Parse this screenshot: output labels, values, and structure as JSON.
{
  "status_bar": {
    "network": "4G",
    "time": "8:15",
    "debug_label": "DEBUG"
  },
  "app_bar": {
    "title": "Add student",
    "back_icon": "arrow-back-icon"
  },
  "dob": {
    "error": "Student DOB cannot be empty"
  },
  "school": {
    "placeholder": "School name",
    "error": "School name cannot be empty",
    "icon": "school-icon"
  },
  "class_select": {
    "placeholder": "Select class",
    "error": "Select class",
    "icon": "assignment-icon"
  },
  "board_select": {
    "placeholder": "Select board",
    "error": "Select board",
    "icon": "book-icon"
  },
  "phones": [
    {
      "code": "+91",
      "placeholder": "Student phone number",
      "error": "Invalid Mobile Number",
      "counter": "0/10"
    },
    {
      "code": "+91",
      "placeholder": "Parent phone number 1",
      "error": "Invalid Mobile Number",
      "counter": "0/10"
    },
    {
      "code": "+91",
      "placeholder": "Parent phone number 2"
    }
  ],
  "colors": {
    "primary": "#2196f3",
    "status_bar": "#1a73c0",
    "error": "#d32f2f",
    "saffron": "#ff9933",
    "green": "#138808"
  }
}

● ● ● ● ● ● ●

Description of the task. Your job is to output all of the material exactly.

Result for this task.
Parse this screenshot: output labels, values, and structure as JSON.
{
  "status_bar": {
    "network": "4G",
    "time": "8:15",
    "debug_label": "DEBUG"
  },
  "app_bar": {
    "title": "Add student",
    "back_icon": "arrow-back-icon"
  },
  "dob": {
    "error": "Student DOB cannot be empty"
  },
  "school": {
    "placeholder": "School name",
    "error": "School name cannot be empty",
    "icon": "school-icon"
  },
  "class_select": {
    "placeholder": "Select class",
    "error": "Select class",
    "icon": "assignment-icon"
  },
  "board_select": {
    "placeholder": "Select board",
    "error": "Select board",
    "icon": "book-icon"
  },
  "phones": [
    {
      "code": "+91",
      "placeholder": "Student phone number",
      "error": "Invalid Mobile Number",
      "counter": "0/10"
    },
    {
      "code": "+91",
      "placeholder": "Parent phone number 1",
      "error": "Invalid Mobile Number",
      "counter": "0/10"
    },
    {
      "code": "+91",
      "placeholder": "Parent phone number 2"
    }
  ],
  "colors": {
    "primary": "#2196f3",
    "status_bar": "#1a73c0",
    "error": "#d32f2f",
    "saffron": "#ff9933",
    "green": "#138808"
  }
}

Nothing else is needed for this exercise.